Another consideration that impacts image relevance is whether you’re trying to convey too many ideas or points on a single slide. Many people advocate for one idea or key point per slide. When you’re presenting only one message on a slide, your images have to be pertinent to your message. You can create really powerful and memorable slides using this approach.
In some cases, you might use several images to build up to the main message. Using a content staging approach, you can use animations to introduce the images individually. In addition, the “one idea per slide” philosophy may not always be practical or applicable (i.e., time to find multiple images for multiple points, cost to purchase multiple images, creating a summary slide, etc.) so your image(s) should tie into one or two of your key points.
Your image may be relevant or related to your message, but does it stand out? Is it going to capture the attention of your audience? I feel there are two main areas where a stock photo can be unique: the subject of the photo and the composition of the photo.
Subject of the photo
The subject of a photo is the focal point of the image.
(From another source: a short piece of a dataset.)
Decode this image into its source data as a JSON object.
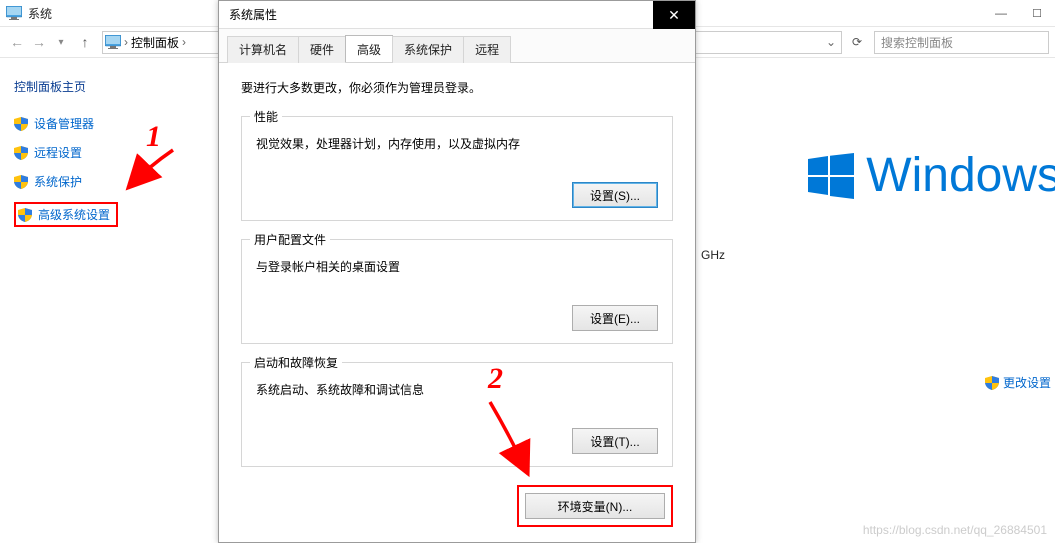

The focal point or main subject may be a person, place, or thing. There are a number of ways in which the subject can make the stock photo more unique:
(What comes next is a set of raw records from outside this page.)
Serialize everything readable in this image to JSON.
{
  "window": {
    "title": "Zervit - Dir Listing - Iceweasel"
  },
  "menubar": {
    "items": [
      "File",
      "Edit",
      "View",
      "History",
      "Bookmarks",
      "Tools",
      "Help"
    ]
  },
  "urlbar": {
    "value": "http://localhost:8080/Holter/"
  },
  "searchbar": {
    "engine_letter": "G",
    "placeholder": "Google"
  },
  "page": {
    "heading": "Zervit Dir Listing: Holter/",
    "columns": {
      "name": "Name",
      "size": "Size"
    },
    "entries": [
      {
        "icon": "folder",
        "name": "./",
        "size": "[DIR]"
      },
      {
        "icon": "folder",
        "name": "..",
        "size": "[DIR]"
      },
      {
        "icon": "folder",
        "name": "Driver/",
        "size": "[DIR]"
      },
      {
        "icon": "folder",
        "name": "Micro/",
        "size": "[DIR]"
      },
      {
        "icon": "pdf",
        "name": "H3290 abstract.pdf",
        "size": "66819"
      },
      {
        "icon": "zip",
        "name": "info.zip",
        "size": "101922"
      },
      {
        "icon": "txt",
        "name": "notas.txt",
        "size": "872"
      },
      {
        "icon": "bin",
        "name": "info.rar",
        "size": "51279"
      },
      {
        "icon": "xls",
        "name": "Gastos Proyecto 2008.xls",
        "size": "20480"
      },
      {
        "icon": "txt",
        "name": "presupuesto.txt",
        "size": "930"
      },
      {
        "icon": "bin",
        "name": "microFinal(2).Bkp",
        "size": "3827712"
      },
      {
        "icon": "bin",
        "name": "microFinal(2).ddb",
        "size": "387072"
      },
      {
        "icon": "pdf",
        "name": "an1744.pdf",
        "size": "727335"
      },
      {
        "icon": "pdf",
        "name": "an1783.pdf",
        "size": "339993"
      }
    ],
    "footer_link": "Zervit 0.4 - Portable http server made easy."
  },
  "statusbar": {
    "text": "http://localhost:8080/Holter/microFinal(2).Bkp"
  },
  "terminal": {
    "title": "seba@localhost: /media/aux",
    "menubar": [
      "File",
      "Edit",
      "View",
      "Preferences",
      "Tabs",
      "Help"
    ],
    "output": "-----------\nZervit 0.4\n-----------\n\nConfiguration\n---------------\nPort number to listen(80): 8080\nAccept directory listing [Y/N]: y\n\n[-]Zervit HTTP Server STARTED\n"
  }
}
- Avoid tired images: You’ve seen “the handshake”, “the globe”, “the arrow/dart in the target”, and “the chess piece” a thousand times. Whenever possible shake it up and find something a little different.
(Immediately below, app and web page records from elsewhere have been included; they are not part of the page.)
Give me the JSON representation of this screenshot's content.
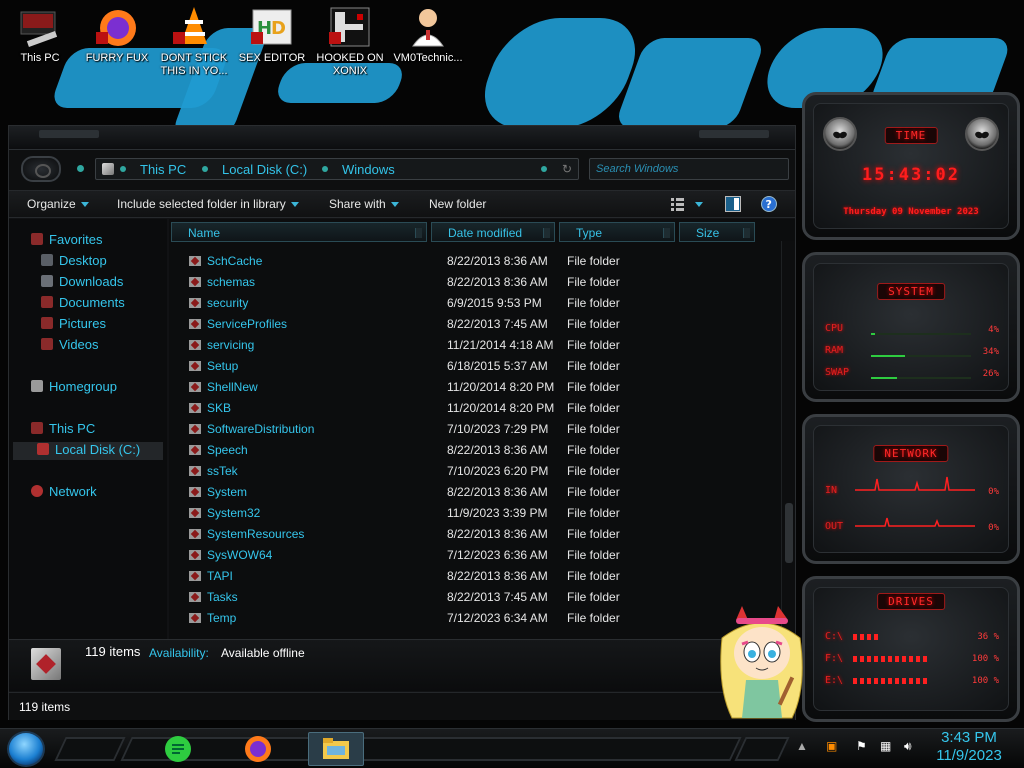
{
  "desktop": {
    "icons": [
      {
        "name": "this-pc",
        "label": "This PC"
      },
      {
        "name": "furry-fux",
        "label": "FURRY FUX"
      },
      {
        "name": "dont-stick",
        "label": "DONT STICK\nTHIS IN YO..."
      },
      {
        "name": "sex-editor",
        "label": "SEX EDITOR"
      },
      {
        "name": "hooked-on-xonix",
        "label": "HOOKED ON\nXONIX"
      },
      {
        "name": "vm0technic",
        "label": "VM0Technic..."
      }
    ]
  },
  "explorer": {
    "breadcrumb": [
      "This PC",
      "Local Disk (C:)",
      "Windows"
    ],
    "search_placeholder": "Search Windows",
    "toolbar": {
      "organize": "Organize",
      "include": "Include selected folder in library",
      "share": "Share with",
      "new_folder": "New folder"
    },
    "nav": {
      "favorites": "Favorites",
      "desktop": "Desktop",
      "downloads": "Downloads",
      "documents": "Documents",
      "pictures": "Pictures",
      "videos": "Videos",
      "homegroup": "Homegroup",
      "this_pc": "This PC",
      "local_disk": "Local Disk (C:)",
      "network": "Network"
    },
    "columns": {
      "name": "Name",
      "date": "Date modified",
      "type": "Type",
      "size": "Size"
    },
    "rows": [
      {
        "name": "SchCache",
        "date": "8/22/2013 8:36 AM",
        "type": "File folder"
      },
      {
        "name": "schemas",
        "date": "8/22/2013 8:36 AM",
        "type": "File folder"
      },
      {
        "name": "security",
        "date": "6/9/2015 9:53 PM",
        "type": "File folder"
      },
      {
        "name": "ServiceProfiles",
        "date": "8/22/2013 7:45 AM",
        "type": "File folder"
      },
      {
        "name": "servicing",
        "date": "11/21/2014 4:18 AM",
        "type": "File folder"
      },
      {
        "name": "Setup",
        "date": "6/18/2015 5:37 AM",
        "type": "File folder"
      },
      {
        "name": "ShellNew",
        "date": "11/20/2014 8:20 PM",
        "type": "File folder"
      },
      {
        "name": "SKB",
        "date": "11/20/2014 8:20 PM",
        "type": "File folder"
      },
      {
        "name": "SoftwareDistribution",
        "date": "7/10/2023 7:29 PM",
        "type": "File folder"
      },
      {
        "name": "Speech",
        "date": "8/22/2013 8:36 AM",
        "type": "File folder"
      },
      {
        "name": "ssTek",
        "date": "7/10/2023 6:20 PM",
        "type": "File folder"
      },
      {
        "name": "System",
        "date": "8/22/2013 8:36 AM",
        "type": "File folder"
      },
      {
        "name": "System32",
        "date": "11/9/2023 3:39 PM",
        "type": "File folder"
      },
      {
        "name": "SystemResources",
        "date": "8/22/2013 8:36 AM",
        "type": "File folder"
      },
      {
        "name": "SysWOW64",
        "date": "7/12/2023 6:36 AM",
        "type": "File folder"
      },
      {
        "name": "TAPI",
        "date": "8/22/2013 8:36 AM",
        "type": "File folder"
      },
      {
        "name": "Tasks",
        "date": "8/22/2013 7:45 AM",
        "type": "File folder"
      },
      {
        "name": "Temp",
        "date": "7/12/2023 6:34 AM",
        "type": "File folder"
      }
    ],
    "details": {
      "count": "119 items",
      "availability_label": "Availability:",
      "availability_value": "Available offline"
    },
    "status": "119 items"
  },
  "gadgets": {
    "time": {
      "title": "TIME",
      "clock": "15:43:02",
      "date": "Thursday 09 November 2023"
    },
    "system": {
      "title": "SYSTEM",
      "items": [
        {
          "label": "CPU",
          "value": "4%",
          "level": 0.04
        },
        {
          "label": "RAM",
          "value": "34%",
          "level": 0.34
        },
        {
          "label": "SWAP",
          "value": "26%",
          "level": 0.26
        }
      ]
    },
    "network": {
      "title": "NETWORK",
      "in_label": "IN",
      "in_value": "0%",
      "out_label": "OUT",
      "out_value": "0%"
    },
    "drives": {
      "title": "DRIVES",
      "items": [
        {
          "label": "C:\\",
          "value": "36 %"
        },
        {
          "label": "F:\\",
          "value": "100 %"
        },
        {
          "label": "E:\\",
          "value": "100 %"
        }
      ]
    }
  },
  "taskbar": {
    "time": "3:43 PM",
    "date": "11/9/2023"
  },
  "colors": {
    "accent_cyan": "#35c6ec",
    "gadget_red": "#ff1d1d",
    "wallpaper_blue": "#1f9bd1"
  }
}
- Unexpected application: Rather than using the standard product- or business-oriented photos for your presentation images, could you use something more playful, retro, or unexpected?
- Realistic vs. fake: Almost everybody in stock photography looks beautiful. Most stock photos of business settings (e.g., people in a meeting room) look overly staged or contrived. I often wonder if the attractive model smiling at the monitor screen in stock photos would even know how to turn the computer on. Keep it real so real people can relate to your slides.
- Exaggeration: There’s a difference between something pretending to be real (unsuccessfully) and something that makes no attempt at being real. An exaggeration can really stand out and emphasize a key point. Use your best judgment with embellishments as they can come across as tacky or cheesy.
- Focus on people: Garr Reynolds and Carmine Gallo mention that audiences respond positively to images with people, especially faces. Putting a human face on your presentation can help your audience better relate to your message, products, or services. Tip: Use pictures of people that match your audience. If your audience is more business casual, don’t use images that have people in suits and ties.
- Tell a story: One well-chosen photo or group of photos can tell or imply a story that your audience can relate to. Stories are some of the most powerful ways for getting ideas to stick.
- Evoke an emotion: When appropriate, you can use photos to elicit an emotional response from your audience. Whereas logic helps people to draw conclusions, emotion gets people to act.
- Humor: Life is already too short and painful to put your audience through slide after slide of boring, lifeless content. If you’ve ever seen Seth Godin present, he effectively uses thought-provoking and humorous images throughout his presentations to engage his audience. You can too.
I’ve covered how good presentation images need to be both relevant and unique. I’ve showed how the subject can make images more interesting.
In Part II of this article, I’m going to look at the composition of the photo. Composition refers to how a photographer takes a picture in a specific manner to emphasize a focal point in a photo. The subject of two photos can be identical, but how a photographer composes the picture (e.g., rule of thirds, angle/point of view, framing, etc.) can make one image more compelling than another.